Our Monsters, Ourselves: The Legacy of Pre-Code Horror

Produced for Proctors by Paul Kazee and curated by Jenelle Troxell, “Our Monsters, Ourselves: The Legacy of Pre-Code Horror” features conversations with several local Professors.

“Our Monsters, Ourselves” pays homage to the pre-Code origins of the horror genre. With roots in German Expressionism, the “talking” horror films produced between 1930 and 1934 (after the creation of the proscriptive Hays Code, but before its enforcement) serve as a rich repository of anxieties that haunted, and continue to haunt, the American cultural imaginary. Dismissing the Code’s injunction against “brutality, horror, gruesomeness” and sex, these films retain their subversive edge—and their power to shock!

Thursday, October 5
“Mystery of the Wax Museum” (1933) – Introduced by James De Sève, filmmaker, educator and Artist-in-Residence at Union College

Thursday, October 12 
“White Zombie” (1932) – Introduced by Kenneth Aslakson, Associate Professor of History at Union College

Friday, October 13
“F. W. Murnau’s “Faust” w/LIVE score by Order of the Illusive” (1926)

Thursday, October 26
“Black Cat” (1934) – Introduced by Michele Rici Bell, Associate Professor of German at Union College

Thursday, November 2
“Cat People” (1942) – Introduced by Kristin Bidoshi, Professor of Russian and Director of Russian and East European Studies at Union College
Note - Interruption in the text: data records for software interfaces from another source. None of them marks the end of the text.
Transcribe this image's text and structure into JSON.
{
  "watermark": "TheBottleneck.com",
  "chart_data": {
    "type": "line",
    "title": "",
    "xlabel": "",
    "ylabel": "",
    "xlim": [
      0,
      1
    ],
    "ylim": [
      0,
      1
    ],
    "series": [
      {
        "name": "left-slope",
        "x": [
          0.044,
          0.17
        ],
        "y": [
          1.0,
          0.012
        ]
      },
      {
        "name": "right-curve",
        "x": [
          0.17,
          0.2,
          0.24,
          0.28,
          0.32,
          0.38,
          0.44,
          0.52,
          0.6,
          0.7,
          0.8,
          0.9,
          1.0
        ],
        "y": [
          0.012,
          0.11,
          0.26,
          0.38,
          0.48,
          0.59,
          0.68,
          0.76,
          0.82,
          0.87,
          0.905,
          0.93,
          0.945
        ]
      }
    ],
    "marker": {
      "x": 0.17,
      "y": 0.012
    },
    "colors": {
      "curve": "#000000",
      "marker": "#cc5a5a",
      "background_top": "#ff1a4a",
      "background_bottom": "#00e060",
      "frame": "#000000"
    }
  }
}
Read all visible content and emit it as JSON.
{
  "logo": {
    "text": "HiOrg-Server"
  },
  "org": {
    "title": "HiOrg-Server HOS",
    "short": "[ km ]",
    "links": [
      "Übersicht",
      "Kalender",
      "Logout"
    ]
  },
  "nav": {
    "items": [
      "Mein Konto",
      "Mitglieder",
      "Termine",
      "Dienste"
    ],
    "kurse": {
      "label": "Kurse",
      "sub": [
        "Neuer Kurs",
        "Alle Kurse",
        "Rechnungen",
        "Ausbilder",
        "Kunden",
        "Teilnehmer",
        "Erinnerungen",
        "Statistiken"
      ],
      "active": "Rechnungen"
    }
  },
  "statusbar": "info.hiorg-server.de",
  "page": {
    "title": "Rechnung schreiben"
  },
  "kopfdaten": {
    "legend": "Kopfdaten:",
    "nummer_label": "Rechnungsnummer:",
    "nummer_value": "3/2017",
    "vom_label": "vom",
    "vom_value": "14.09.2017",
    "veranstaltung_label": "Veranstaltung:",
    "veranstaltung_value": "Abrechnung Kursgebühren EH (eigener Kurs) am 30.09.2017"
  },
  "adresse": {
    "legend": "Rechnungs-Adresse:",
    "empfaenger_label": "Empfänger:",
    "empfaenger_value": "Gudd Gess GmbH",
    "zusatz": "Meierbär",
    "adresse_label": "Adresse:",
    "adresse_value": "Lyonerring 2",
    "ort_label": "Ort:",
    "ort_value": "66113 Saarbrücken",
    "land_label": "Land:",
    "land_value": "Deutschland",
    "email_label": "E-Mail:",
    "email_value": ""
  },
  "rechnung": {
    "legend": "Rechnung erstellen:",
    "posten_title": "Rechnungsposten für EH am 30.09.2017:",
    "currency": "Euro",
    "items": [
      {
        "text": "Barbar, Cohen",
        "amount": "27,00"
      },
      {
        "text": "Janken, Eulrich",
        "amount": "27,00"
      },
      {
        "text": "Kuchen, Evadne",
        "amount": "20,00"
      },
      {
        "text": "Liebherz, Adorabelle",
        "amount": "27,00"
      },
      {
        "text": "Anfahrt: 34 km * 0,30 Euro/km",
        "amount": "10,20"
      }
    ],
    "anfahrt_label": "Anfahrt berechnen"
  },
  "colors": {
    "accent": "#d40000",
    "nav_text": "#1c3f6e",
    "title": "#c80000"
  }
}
Thursday, November 30
“Island of Lost Souls” (1932) – Introduced by Andrew Burkett, Program Director of Science, Technology and Society; Co-Director of the Templeton Institute; and Professor of English at Union College